Are they right to expect such things? Of course they are! After all, you as the writer have created the precedent.
The saying goes, "A leopard can't change his spots." As far as writers are concerned, that isn't literally true. We can and do write many different types of works -- some writers do humor and drama; some may write melodramaand then leaven their next piece with slapstick humor; still others may do poetry to ease the relentlessly literal quality of prose. However, getting past that labeling process to a point at which all of their different typesof writing and expression are equally accepted is not an easy task.
What does it all boil down to? Fandom readers are unlikely to hunt writers down, tie them to their beds, and chop off their feet so that they are helpless and unable to do anything but write what the fan wants them to write. But in a sense, that's what labels and expectations do. As King'sprotagonist learns in the novel, coloring outside the lines is a risky business indeed. Readers don't really *want* their favorite authors to change and explore. After all, these writers became favorites because they did something really well -- something the readers enjoyed. Are thosereaders wrong to want more of that something? More drama, more humor? I don't think they are. Is the writer wrong for wanting to go outside the box and try something new? Of course not.

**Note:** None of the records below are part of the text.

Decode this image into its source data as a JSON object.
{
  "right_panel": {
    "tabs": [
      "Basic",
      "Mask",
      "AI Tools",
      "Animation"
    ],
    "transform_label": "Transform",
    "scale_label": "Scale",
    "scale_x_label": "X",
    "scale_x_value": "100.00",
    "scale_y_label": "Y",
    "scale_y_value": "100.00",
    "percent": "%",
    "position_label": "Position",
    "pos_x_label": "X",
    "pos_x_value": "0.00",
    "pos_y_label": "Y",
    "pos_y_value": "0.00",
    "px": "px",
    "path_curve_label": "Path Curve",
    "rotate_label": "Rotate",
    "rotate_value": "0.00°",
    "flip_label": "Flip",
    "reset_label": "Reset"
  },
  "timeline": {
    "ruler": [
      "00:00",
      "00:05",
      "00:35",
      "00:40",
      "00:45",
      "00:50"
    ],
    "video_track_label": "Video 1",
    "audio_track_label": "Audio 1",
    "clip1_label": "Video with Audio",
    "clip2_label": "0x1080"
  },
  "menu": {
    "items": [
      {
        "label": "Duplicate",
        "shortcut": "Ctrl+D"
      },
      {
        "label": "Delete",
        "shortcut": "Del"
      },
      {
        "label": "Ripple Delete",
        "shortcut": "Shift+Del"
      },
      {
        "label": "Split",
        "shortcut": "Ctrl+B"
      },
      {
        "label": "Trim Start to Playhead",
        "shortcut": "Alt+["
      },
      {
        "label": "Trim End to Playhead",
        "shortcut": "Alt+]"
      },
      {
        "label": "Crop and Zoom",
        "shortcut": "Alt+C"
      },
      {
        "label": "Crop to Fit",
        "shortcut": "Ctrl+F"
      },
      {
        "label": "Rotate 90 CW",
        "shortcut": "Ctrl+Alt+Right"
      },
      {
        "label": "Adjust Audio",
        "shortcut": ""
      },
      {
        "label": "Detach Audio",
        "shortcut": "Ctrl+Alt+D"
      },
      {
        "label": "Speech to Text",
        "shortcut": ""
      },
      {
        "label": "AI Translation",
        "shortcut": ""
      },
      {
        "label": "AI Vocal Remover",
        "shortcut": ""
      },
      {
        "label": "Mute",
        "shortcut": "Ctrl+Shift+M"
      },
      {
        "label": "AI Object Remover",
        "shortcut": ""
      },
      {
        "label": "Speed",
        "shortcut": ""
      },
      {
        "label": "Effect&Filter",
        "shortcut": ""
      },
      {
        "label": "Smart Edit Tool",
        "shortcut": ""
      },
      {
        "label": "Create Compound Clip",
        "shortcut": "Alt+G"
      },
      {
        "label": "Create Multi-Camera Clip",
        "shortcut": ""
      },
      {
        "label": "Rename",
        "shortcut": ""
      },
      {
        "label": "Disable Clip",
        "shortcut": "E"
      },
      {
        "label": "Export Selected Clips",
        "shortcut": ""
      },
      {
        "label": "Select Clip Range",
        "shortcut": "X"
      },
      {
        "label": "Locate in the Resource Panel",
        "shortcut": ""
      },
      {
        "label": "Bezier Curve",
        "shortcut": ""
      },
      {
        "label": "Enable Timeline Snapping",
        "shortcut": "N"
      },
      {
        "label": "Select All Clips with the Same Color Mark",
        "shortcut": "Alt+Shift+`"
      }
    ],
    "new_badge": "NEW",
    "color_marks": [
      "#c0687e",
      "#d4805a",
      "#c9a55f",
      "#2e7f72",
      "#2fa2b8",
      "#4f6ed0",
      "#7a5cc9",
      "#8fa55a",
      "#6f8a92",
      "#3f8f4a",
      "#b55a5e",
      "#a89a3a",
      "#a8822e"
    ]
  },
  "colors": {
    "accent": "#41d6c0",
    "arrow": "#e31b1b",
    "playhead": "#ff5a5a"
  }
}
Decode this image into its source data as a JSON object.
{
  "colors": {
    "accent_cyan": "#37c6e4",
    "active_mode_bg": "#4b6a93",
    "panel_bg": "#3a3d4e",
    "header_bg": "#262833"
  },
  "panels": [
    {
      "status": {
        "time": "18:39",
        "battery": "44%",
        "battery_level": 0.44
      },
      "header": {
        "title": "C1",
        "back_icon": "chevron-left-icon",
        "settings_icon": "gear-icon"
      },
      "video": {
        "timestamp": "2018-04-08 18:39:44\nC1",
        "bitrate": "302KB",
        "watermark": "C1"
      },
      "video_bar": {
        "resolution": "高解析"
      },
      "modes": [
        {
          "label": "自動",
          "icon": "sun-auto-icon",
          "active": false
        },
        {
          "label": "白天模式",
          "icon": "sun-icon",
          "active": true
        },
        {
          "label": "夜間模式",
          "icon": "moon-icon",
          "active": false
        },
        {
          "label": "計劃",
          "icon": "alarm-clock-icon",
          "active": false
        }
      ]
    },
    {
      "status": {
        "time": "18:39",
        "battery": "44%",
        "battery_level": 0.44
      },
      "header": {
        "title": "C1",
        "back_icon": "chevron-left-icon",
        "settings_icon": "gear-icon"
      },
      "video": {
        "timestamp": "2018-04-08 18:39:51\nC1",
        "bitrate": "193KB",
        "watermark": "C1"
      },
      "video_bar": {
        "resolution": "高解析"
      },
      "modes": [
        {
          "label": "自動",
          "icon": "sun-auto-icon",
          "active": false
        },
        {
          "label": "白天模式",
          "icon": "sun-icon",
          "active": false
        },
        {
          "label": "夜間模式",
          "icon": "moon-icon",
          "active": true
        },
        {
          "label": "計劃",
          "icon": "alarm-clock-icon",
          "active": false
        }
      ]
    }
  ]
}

Choose your own adventure. But be aware that humans love labels, because we feel that by labels we *know* something or someone. That isn't necessarily true, but it isn't necessarily false, either. And if you choose to color outside the lines you have drawn for yourself, know thatyou may have trouble convincing others to look at the new picture you've made. No one's wrong here. It's only an odd conundrum, which might as well be called the "Misery trap."